### Source data

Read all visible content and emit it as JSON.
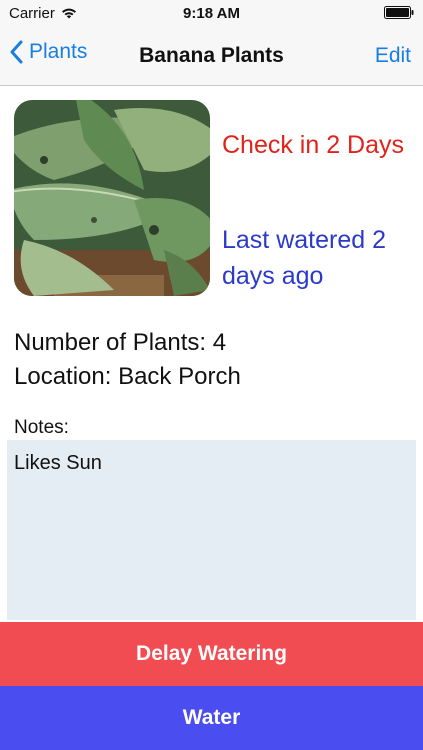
{
  "status_bar": {
    "carrier": "Carrier",
    "time": "9:18 AM"
  },
  "nav": {
    "back_label": "Plants",
    "title": "Banana Plants",
    "edit_label": "Edit"
  },
  "plant": {
    "check_in": "Check in 2 Days",
    "last_watered": "Last watered 2 days ago",
    "number_of_plants": "Number of Plants: 4",
    "location": "Location: Back Porch"
  },
  "notes": {
    "label": "Notes:",
    "text": "Likes Sun"
  },
  "actions": {
    "delay_label": "Delay Watering",
    "water_label": "Water"
  },
  "colors": {
    "accent": "#1a7ee0",
    "check_in": "#e0231b",
    "last_watered": "#2b3ac9",
    "delay": "#f24c53",
    "water": "#4a4df0"
  }
}
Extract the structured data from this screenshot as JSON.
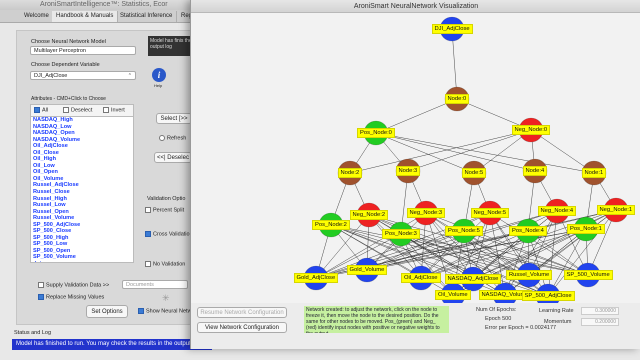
{
  "main_window": {
    "title": "AroniSmartIntelligence™: Statistics, Ecor"
  },
  "tabs": [
    {
      "label": "Welcome"
    },
    {
      "label": "Handbook & Manuals"
    },
    {
      "label": "Statistical Inference"
    },
    {
      "label": "Regr"
    }
  ],
  "model": {
    "choose_label": "Choose  Neural Network Model",
    "selected": "Multilayer Perceptron",
    "dep_label": "Choose Dependent Variable",
    "dep_selected": "DJI_AdjClose"
  },
  "info_box": {
    "text": "Model has finis the output log"
  },
  "info_icon": {
    "label": "Help"
  },
  "attributes": {
    "header": "Attributes - CMD+Click to Choose",
    "all": "All",
    "deselect": "Deselect",
    "invert": "Invert",
    "items": [
      "NASDAQ_High",
      "NASDAQ_Low",
      "NASDAQ_Open",
      "NASDAQ_Volume",
      "Oil_AdjClose",
      "Oil_Close",
      "Oil_High",
      "Oil_Low",
      "Oil_Open",
      "Oil_Volume",
      "Russel_AdjClose",
      "Russel_Close",
      "Russel_High",
      "Russel_Low",
      "Russel_Open",
      "Russel_Volume",
      "SP_500_AdjClose",
      "SP_500_Close",
      "SP_500_High",
      "SP_500_Low",
      "SP_500_Open",
      "SP_500_Volume",
      "date"
    ]
  },
  "buttons": {
    "select": "Select [>>",
    "refresh": "Refresh",
    "deselect": "<<| Deselec",
    "set_options": "Set Options",
    "resume_config": "Resume Network Configuration",
    "view_config": "View Network Configuration"
  },
  "validation": {
    "label": "Validation Optio",
    "percent_split": "Percent Split",
    "cross": "Cross Validatio",
    "none": "No Validation"
  },
  "checks": {
    "supply_validation": "Supply Validation Data >>",
    "documents": "Documents",
    "replace_missing": "Replace Missing Values",
    "show_neural": "Show Neural Netw"
  },
  "status": {
    "label": "Status and Log",
    "text": "Model has finished to run. You may check the results in the output log"
  },
  "viz_window": {
    "title": "AroniSmart NeuralNetwork Visualization"
  },
  "network": {
    "output": "DJI_AdjClose",
    "nodes": [
      "Node:0",
      "Pos_Node:0",
      "Neg_Node:0",
      "Node:2",
      "Node:3",
      "Node:5",
      "Node:4",
      "Node:1",
      "Neg_Node:2",
      "Neg_Node:3",
      "Neg_Node:5",
      "Neg_Node:4",
      "Neg_Node:1",
      "Pos_Node:2",
      "Pos_Node:3",
      "Pos_Node:5",
      "Pos_Node:4",
      "Pos_Node:1"
    ],
    "inputs": [
      "Gold_Volume",
      "Gold_AdjClose",
      "Oil_AdjClose",
      "Oil_Volume",
      "NASDAQ_AdjClose",
      "NASDAQ_Volume",
      "Russel_Volume",
      "SP_500_AdjClose",
      "SP_500_Volume"
    ]
  },
  "bottom": {
    "message": "Network created: to adjust the network, click on the node to freeze it, then move the node to the desired position. Do the same for other nodes to be moved. Pos_(green) and Neg_ (red) identify input nodes with positive or negative weights to the output",
    "epochs_label": "Num Of Epochs:",
    "epoch": "Epoch  500",
    "error": "Error per Epoch = 0.0024177",
    "lr_label": "Learning Rate",
    "lr_value": "0.300000",
    "momentum_label": "Momentum",
    "momentum_value": "0.200000"
  },
  "colors": {
    "status_bar": "#2233cc",
    "attr_text": "#1a3cff",
    "node_label": "#ffff00",
    "positive": "#22cc22",
    "negative": "#ee2222",
    "hidden": "#a0522d",
    "input_output": "#2244ee"
  }
}
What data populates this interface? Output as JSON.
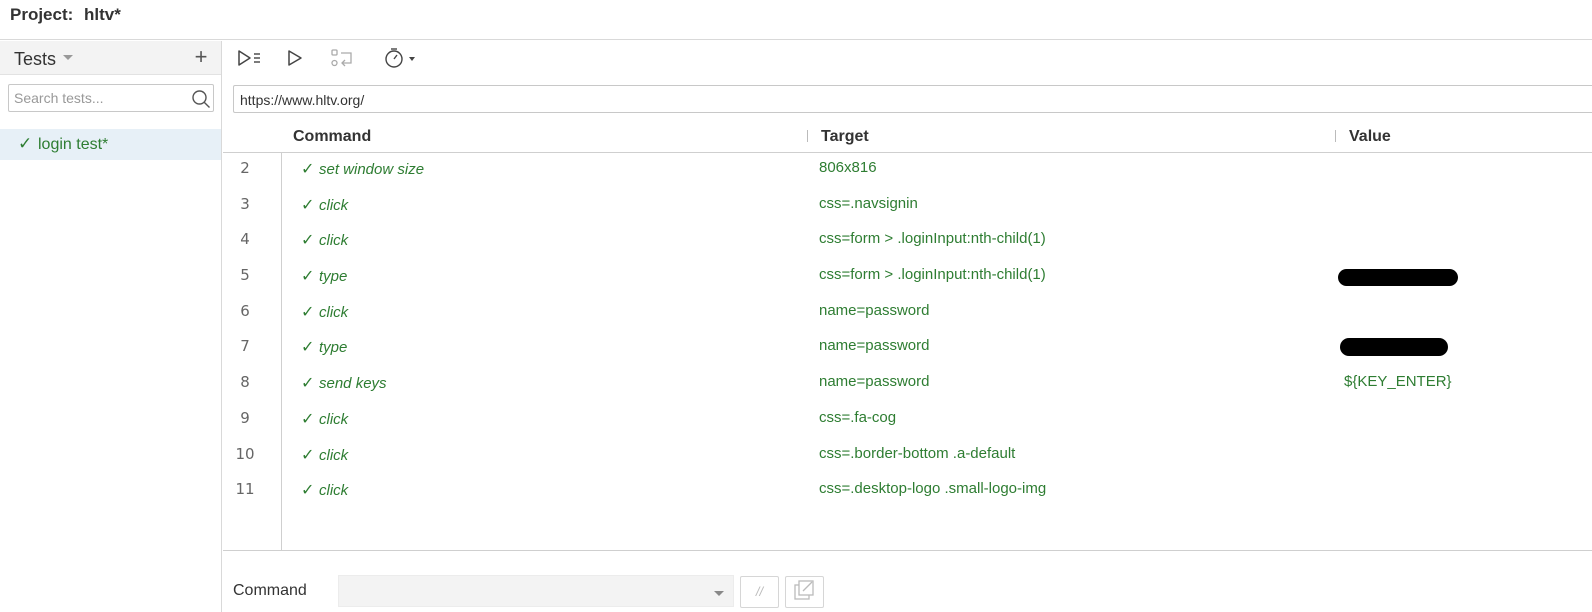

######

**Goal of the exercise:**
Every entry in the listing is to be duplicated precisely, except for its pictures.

**Expected answer:**
Read all visible content and emit it as JSON.
{
  "status_bar": {
    "carrier": "Carrier",
    "time": "9:18 AM"
  },
  "nav": {
    "back_label": "Plants",
    "title": "Banana Plants",
    "edit_label": "Edit"
  },
  "plant": {
    "check_in": "Check in 2 Days",
    "last_watered": "Last watered 2 days ago",
    "number_of_plants": "Number of Plants: 4",
    "location": "Location: Back Porch"
  },
  "notes": {
    "label": "Notes:",
    "text": "Likes Sun"
  },
  "actions": {
    "delay_label": "Delay Watering",
    "water_label": "Water"
  },
  "colors": {
    "accent": "#1a7ee0",
    "check_in": "#e0231b",
    "last_watered": "#2b3ac9",
    "delay": "#f24c53",
    "water": "#4a4df0"
  }
}
Extract the structured data from this screenshot as JSON.
{
  "main_window": {
    "title": "AroniSmartIntelligence™: Statistics, Ecor"
  },
  "tabs": [
    {
      "label": "Welcome"
    },
    {
      "label": "Handbook & Manuals"
    },
    {
      "label": "Statistical Inference"
    },
    {
      "label": "Regr"
    }
  ],
  "model": {
    "choose_label": "Choose  Neural Network Model",
    "selected": "Multilayer Perceptron",
    "dep_label": "Choose Dependent Variable",
    "dep_selected": "DJI_AdjClose"
  },
  "info_box": {
    "text": "Model has finis the output log"
  },
  "info_icon": {
    "label": "Help"
  },
  "attributes": {
    "header": "Attributes - CMD+Click to Choose",
    "all": "All",
    "deselect": "Deselect",
    "invert": "Invert",
    "items": [
      "NASDAQ_High",
      "NASDAQ_Low",
      "NASDAQ_Open",
      "NASDAQ_Volume",
      "Oil_AdjClose",
      "Oil_Close",
      "Oil_High",
      "Oil_Low",
      "Oil_Open",
      "Oil_Volume",
      "Russel_AdjClose",
      "Russel_Close",
      "Russel_High",
      "Russel_Low",
      "Russel_Open",
      "Russel_Volume",
      "SP_500_AdjClose",
      "SP_500_Close",
      "SP_500_High",
      "SP_500_Low",
      "SP_500_Open",
      "SP_500_Volume",
      "date"
    ]
  },
  "buttons": {
    "select": "Select [>>",
    "refresh": "Refresh",
    "deselect": "<<| Deselec",
    "set_options": "Set Options",
    "resume_config": "Resume Network Configuration",
    "view_config": "View Network Configuration"
  },
  "validation": {
    "label": "Validation Optio",
    "percent_split": "Percent Split",
    "cross": "Cross Validatio",
    "none": "No Validation"
  },
  "checks": {
    "supply_validation": "Supply Validation Data >>",
    "documents": "Documents",
    "replace_missing": "Replace Missing Values",
    "show_neural": "Show Neural Netw"
  },
  "status": {
    "label": "Status and Log",
    "text": "Model has finished to run. You may check the results in the output log"
  },
  "viz_window": {
    "title": "AroniSmart NeuralNetwork Visualization"
  },
  "network": {
    "output": "DJI_AdjClose",
    "nodes": [
      "Node:0",
      "Pos_Node:0",
      "Neg_Node:0",
      "Node:2",
      "Node:3",
      "Node:5",
      "Node:4",
      "Node:1",
      "Neg_Node:2",
      "Neg_Node:3",
      "Neg_Node:5",
      "Neg_Node:4",
      "Neg_Node:1",
      "Pos_Node:2",
      "Pos_Node:3",
      "Pos_Node:5",
      "Pos_Node:4",
      "Pos_Node:1"
    ],
    "inputs": [
      "Gold_Volume",
      "Gold_AdjClose",
      "Oil_AdjClose",
      "Oil_Volume",
      "NASDAQ_AdjClose",
      "NASDAQ_Volume",
      "Russel_Volume",
      "SP_500_AdjClose",
      "SP_500_Volume"
    ]
  },
  "bottom": {
    "message": "Network created: to adjust the network, click on the node to freeze it, then move the node to the desired position. Do the same for other nodes to be moved. Pos_(green) and Neg_ (red) identify input nodes with positive or negative weights to the output",
    "epochs_label": "Num Of Epochs:",
    "epoch": "Epoch  500",
    "error": "Error per Epoch = 0.0024177",
    "lr_label": "Learning Rate",
    "lr_value": "0.300000",
    "momentum_label": "Momentum",
    "momentum_value": "0.200000"
  },
  "colors": {
    "status_bar": "#2233cc",
    "attr_text": "#1a3cff",
    "node_label": "#ffff00",
    "positive": "#22cc22",
    "negative": "#ee2222",
    "hidden": "#a0522d",
    "input_output": "#2244ee"
  }
}
What data populates this interface? Output as JSON.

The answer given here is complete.